Extracted information:
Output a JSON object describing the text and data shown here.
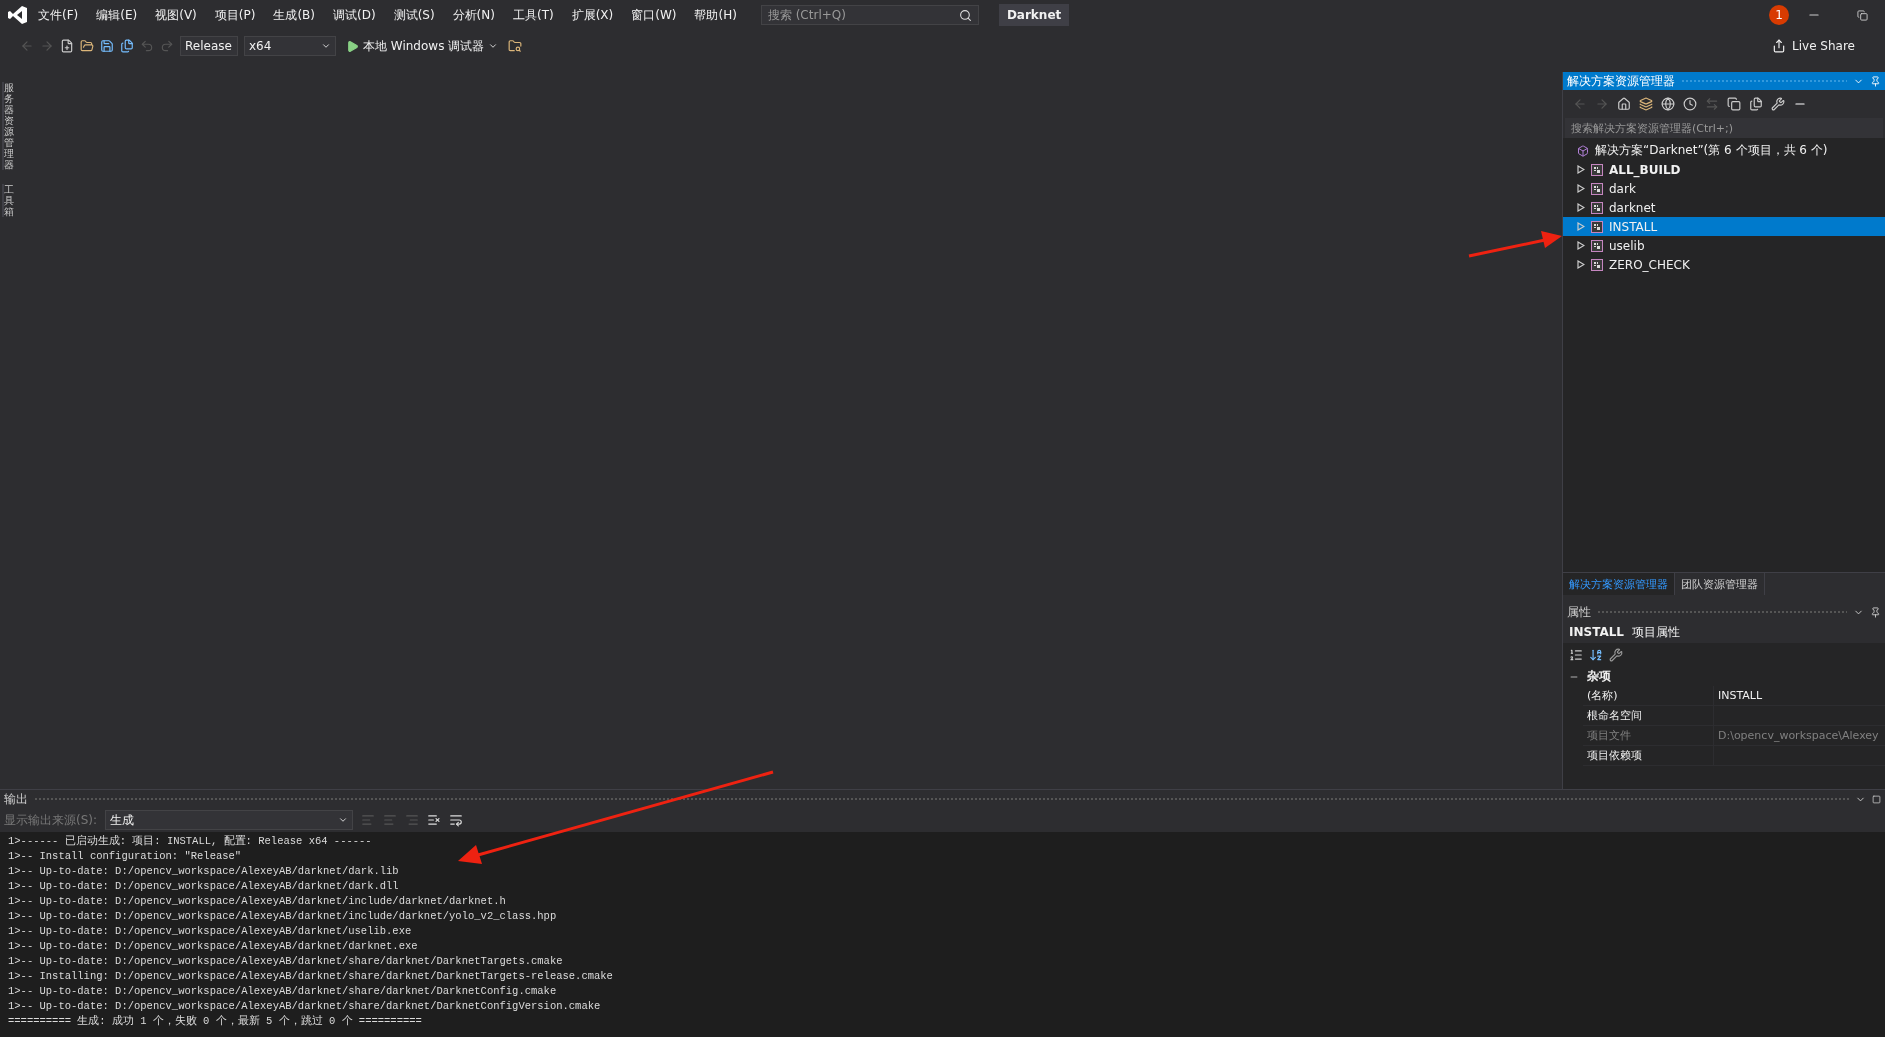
{
  "menu": [
    "文件(F)",
    "编辑(E)",
    "视图(V)",
    "项目(P)",
    "生成(B)",
    "调试(D)",
    "测试(S)",
    "分析(N)",
    "工具(T)",
    "扩展(X)",
    "窗口(W)",
    "帮助(H)"
  ],
  "search": {
    "placeholder": "搜索 (Ctrl+Q)"
  },
  "window": {
    "title": "Darknet",
    "notification_count": "1"
  },
  "toolbar": {
    "configuration": "Release",
    "platform": "x64",
    "debug_target": "本地 Windows 调试器",
    "live_share": "Live Share"
  },
  "left_rail": [
    "服务器资源管理器",
    "工具箱"
  ],
  "solution_explorer": {
    "title": "解决方案资源管理器",
    "search_placeholder": "搜索解决方案资源管理器(Ctrl+;)",
    "solution": "解决方案“Darknet”(第 6 个项目，共 6 个)",
    "projects": [
      {
        "name": "ALL_BUILD",
        "startup": true,
        "selected": false
      },
      {
        "name": "dark",
        "startup": false,
        "selected": false
      },
      {
        "name": "darknet",
        "startup": false,
        "selected": false
      },
      {
        "name": "INSTALL",
        "startup": false,
        "selected": true
      },
      {
        "name": "uselib",
        "startup": false,
        "selected": false
      },
      {
        "name": "ZERO_CHECK",
        "startup": false,
        "selected": false
      }
    ]
  },
  "bottom_tabs": [
    {
      "label": "解决方案资源管理器",
      "selected": true
    },
    {
      "label": "团队资源管理器",
      "selected": false
    }
  ],
  "properties": {
    "title": "属性",
    "object_name": "INSTALL",
    "object_type": "项目属性",
    "category": {
      "label": "杂项",
      "expanded": true
    },
    "rows": [
      {
        "name": "(名称)",
        "value": "INSTALL",
        "disabled": false
      },
      {
        "name": "根命名空间",
        "value": "",
        "disabled": false
      },
      {
        "name": "项目文件",
        "value": "D:\\opencv_workspace\\Alexey",
        "disabled": true
      },
      {
        "name": "项目依赖项",
        "value": "",
        "disabled": false
      }
    ]
  },
  "output": {
    "title": "输出",
    "source_label": "显示输出来源(S):",
    "source": "生成",
    "lines": [
      "1>------ 已启动生成: 项目: INSTALL, 配置: Release x64 ------",
      "1>-- Install configuration: \"Release\"",
      "1>-- Up-to-date: D:/opencv_workspace/AlexeyAB/darknet/dark.lib",
      "1>-- Up-to-date: D:/opencv_workspace/AlexeyAB/darknet/dark.dll",
      "1>-- Up-to-date: D:/opencv_workspace/AlexeyAB/darknet/include/darknet/darknet.h",
      "1>-- Up-to-date: D:/opencv_workspace/AlexeyAB/darknet/include/darknet/yolo_v2_class.hpp",
      "1>-- Up-to-date: D:/opencv_workspace/AlexeyAB/darknet/uselib.exe",
      "1>-- Up-to-date: D:/opencv_workspace/AlexeyAB/darknet/darknet.exe",
      "1>-- Up-to-date: D:/opencv_workspace/AlexeyAB/darknet/share/darknet/DarknetTargets.cmake",
      "1>-- Installing: D:/opencv_workspace/AlexeyAB/darknet/share/darknet/DarknetTargets-release.cmake",
      "1>-- Up-to-date: D:/opencv_workspace/AlexeyAB/darknet/share/darknet/DarknetConfig.cmake",
      "1>-- Up-to-date: D:/opencv_workspace/AlexeyAB/darknet/share/darknet/DarknetConfigVersion.cmake",
      "========== 生成: 成功 1 个，失败 0 个，最新 5 个，跳过 0 个 =========="
    ]
  }
}
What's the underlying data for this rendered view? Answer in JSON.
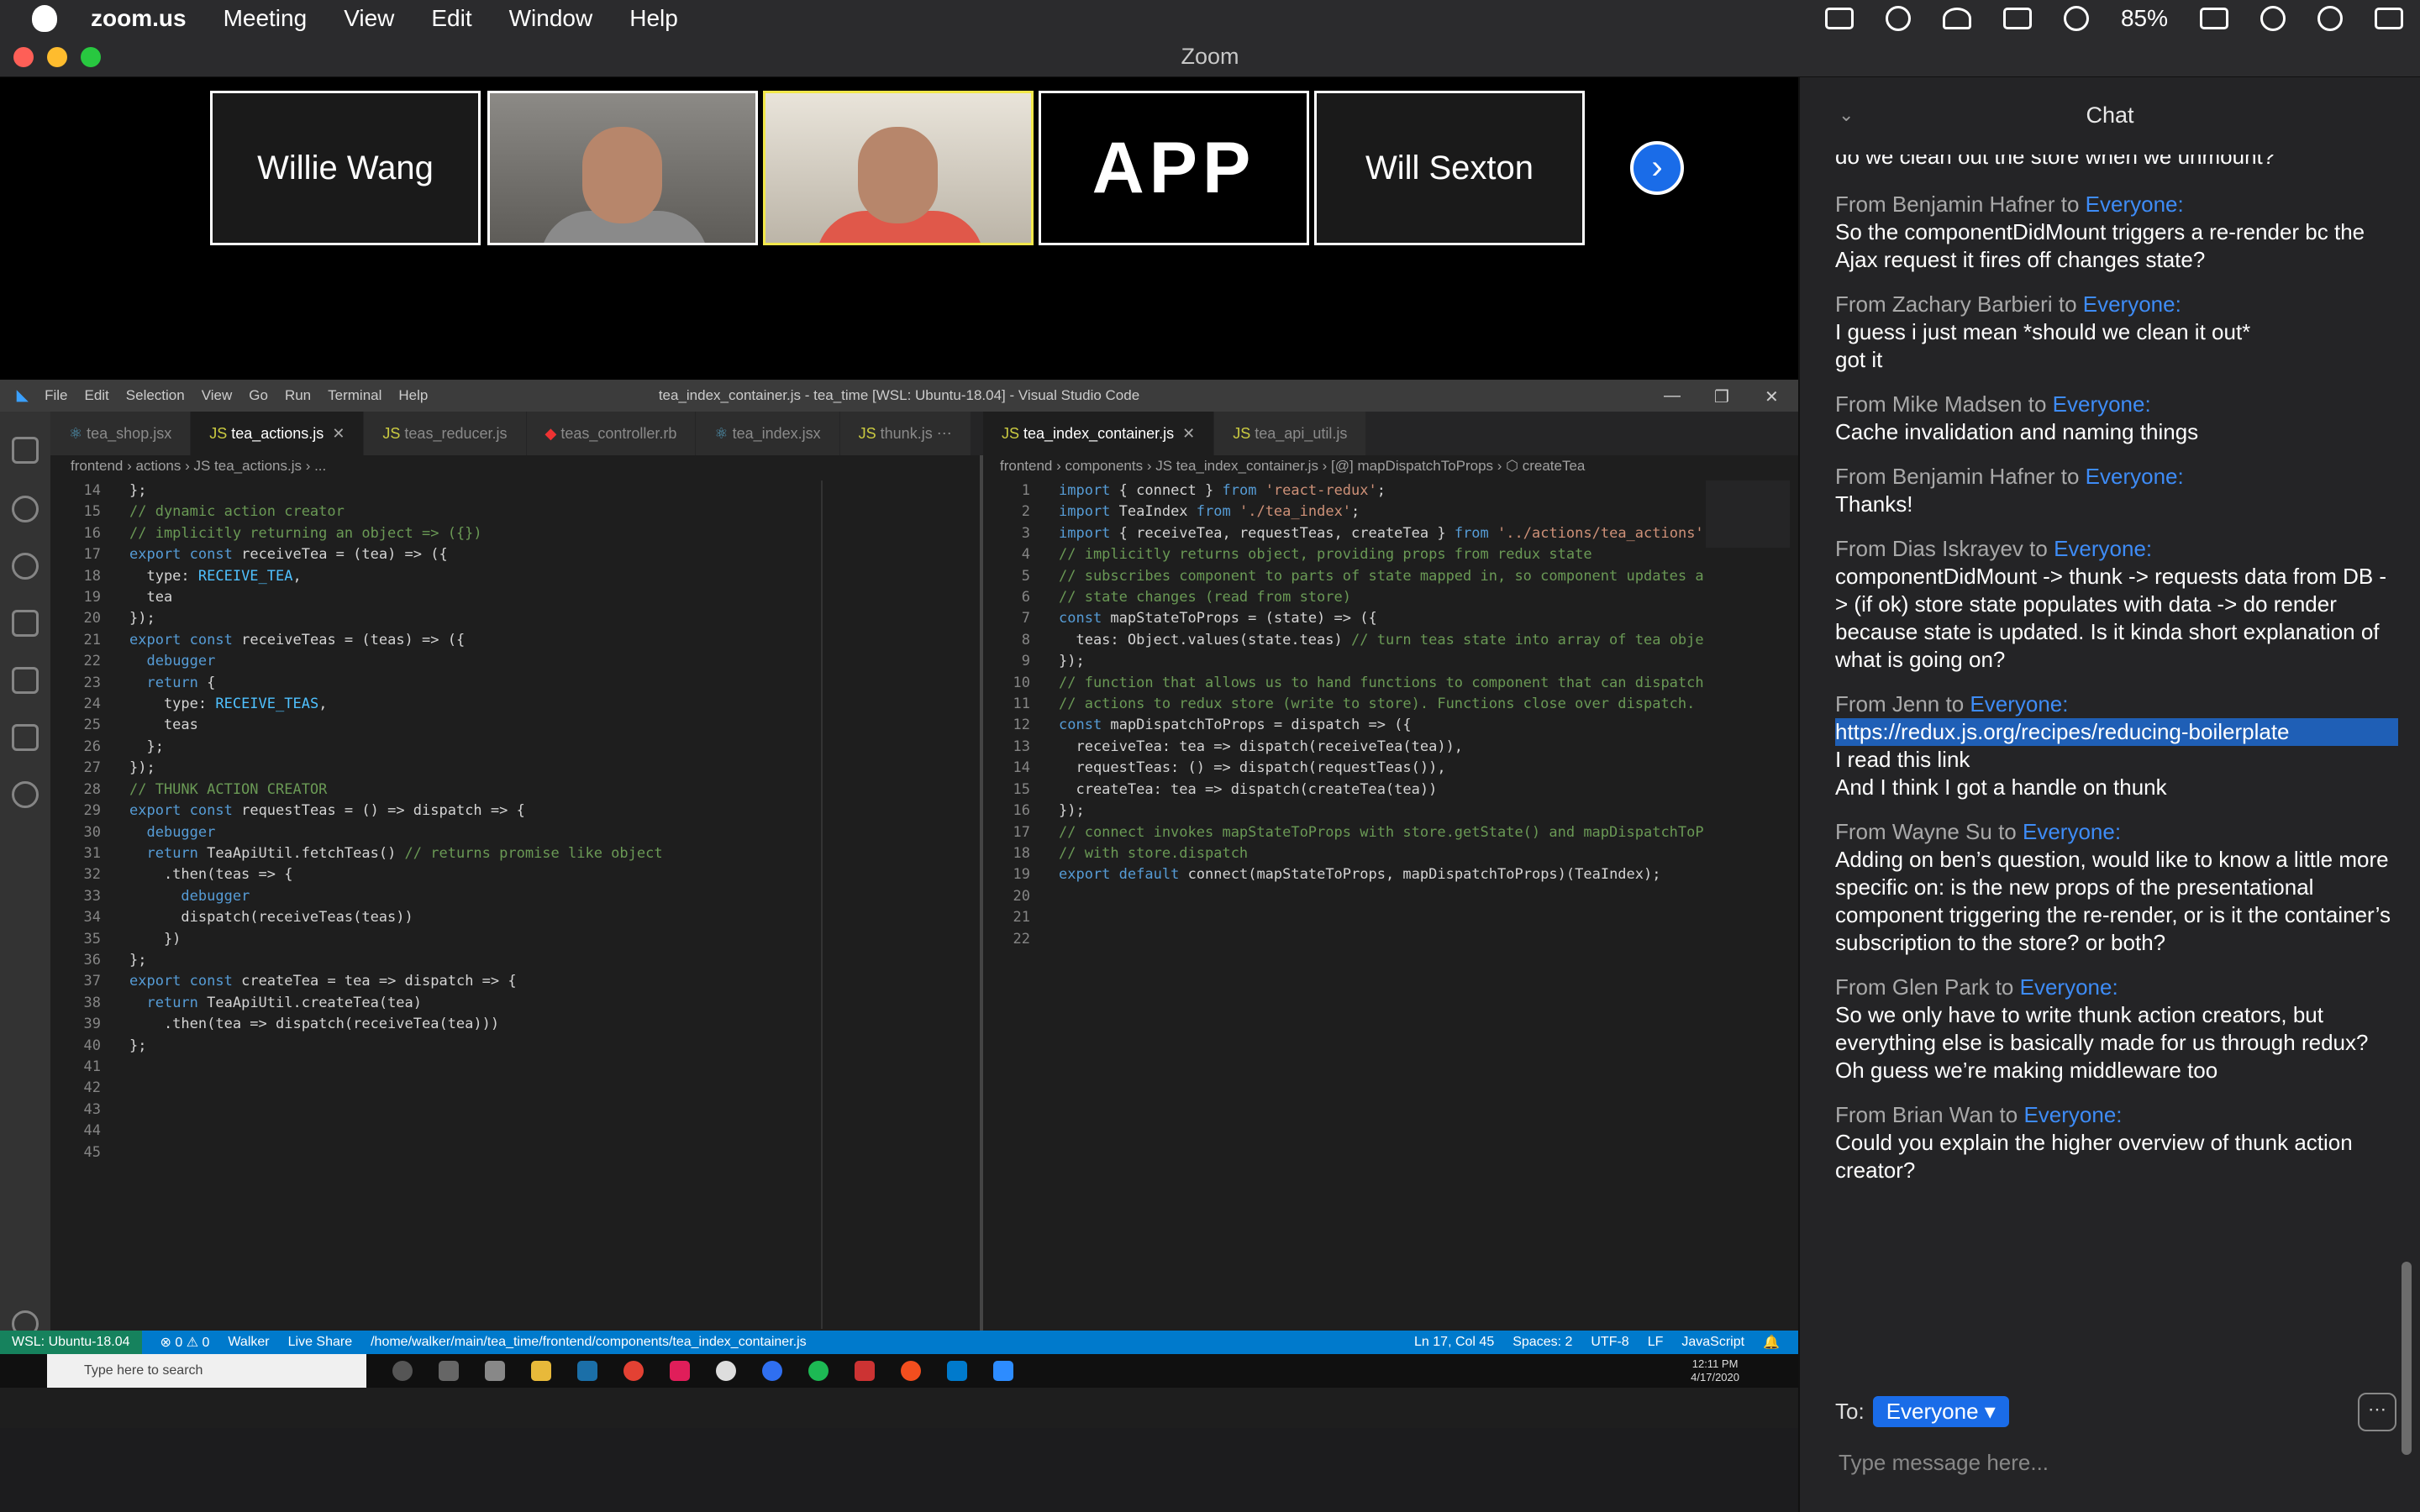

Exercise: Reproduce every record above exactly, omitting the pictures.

The completed task:
Output a JSON object describing the text and data shown here.
{
  "menu": [
    "文件(F)",
    "编辑(E)",
    "视图(V)",
    "项目(P)",
    "生成(B)",
    "调试(D)",
    "测试(S)",
    "分析(N)",
    "工具(T)",
    "扩展(X)",
    "窗口(W)",
    "帮助(H)"
  ],
  "search": {
    "placeholder": "搜索 (Ctrl+Q)"
  },
  "window": {
    "title": "Darknet",
    "notification_count": "1"
  },
  "toolbar": {
    "configuration": "Release",
    "platform": "x64",
    "debug_target": "本地 Windows 调试器",
    "live_share": "Live Share"
  },
  "left_rail": [
    "服务器资源管理器",
    "工具箱"
  ],
  "solution_explorer": {
    "title": "解决方案资源管理器",
    "search_placeholder": "搜索解决方案资源管理器(Ctrl+;)",
    "solution": "解决方案“Darknet”(第 6 个项目，共 6 个)",
    "projects": [
      {
        "name": "ALL_BUILD",
        "startup": true,
        "selected": false
      },
      {
        "name": "dark",
        "startup": false,
        "selected": false
      },
      {
        "name": "darknet",
        "startup": false,
        "selected": false
      },
      {
        "name": "INSTALL",
        "startup": false,
        "selected": true
      },
      {
        "name": "uselib",
        "startup": false,
        "selected": false
      },
      {
        "name": "ZERO_CHECK",
        "startup": false,
        "selected": false
      }
    ]
  },
  "bottom_tabs": [
    {
      "label": "解决方案资源管理器",
      "selected": true
    },
    {
      "label": "团队资源管理器",
      "selected": false
    }
  ],
  "properties": {
    "title": "属性",
    "object_name": "INSTALL",
    "object_type": "项目属性",
    "category": {
      "label": "杂项",
      "expanded": true
    },
    "rows": [
      {
        "name": "(名称)",
        "value": "INSTALL",
        "disabled": false
      },
      {
        "name": "根命名空间",
        "value": "",
        "disabled": false
      },
      {
        "name": "项目文件",
        "value": "D:\\opencv_workspace\\Alexey",
        "disabled": true
      },
      {
        "name": "项目依赖项",
        "value": "",
        "disabled": false
      }
    ]
  },
  "output": {
    "title": "输出",
    "source_label": "显示输出来源(S):",
    "source": "生成",
    "lines": [
      "1>------ 已启动生成: 项目: INSTALL, 配置: Release x64 ------",
      "1>-- Install configuration: \"Release\"",
      "1>-- Up-to-date: D:/opencv_workspace/AlexeyAB/darknet/dark.lib",
      "1>-- Up-to-date: D:/opencv_workspace/AlexeyAB/darknet/dark.dll",
      "1>-- Up-to-date: D:/opencv_workspace/AlexeyAB/darknet/include/darknet/darknet.h",
      "1>-- Up-to-date: D:/opencv_workspace/AlexeyAB/darknet/include/darknet/yolo_v2_class.hpp",
      "1>-- Up-to-date: D:/opencv_workspace/AlexeyAB/darknet/uselib.exe",
      "1>-- Up-to-date: D:/opencv_workspace/AlexeyAB/darknet/darknet.exe",
      "1>-- Up-to-date: D:/opencv_workspace/AlexeyAB/darknet/share/darknet/DarknetTargets.cmake",
      "1>-- Installing: D:/opencv_workspace/AlexeyAB/darknet/share/darknet/DarknetTargets-release.cmake",
      "1>-- Up-to-date: D:/opencv_workspace/AlexeyAB/darknet/share/darknet/DarknetConfig.cmake",
      "1>-- Up-to-date: D:/opencv_workspace/AlexeyAB/darknet/share/darknet/DarknetConfigVersion.cmake",
      "========== 生成: 成功 1 个，失败 0 个，最新 5 个，跳过 0 个 =========="
    ]
  }
}
What's the underlying data for this rendered view? Answer in JSON.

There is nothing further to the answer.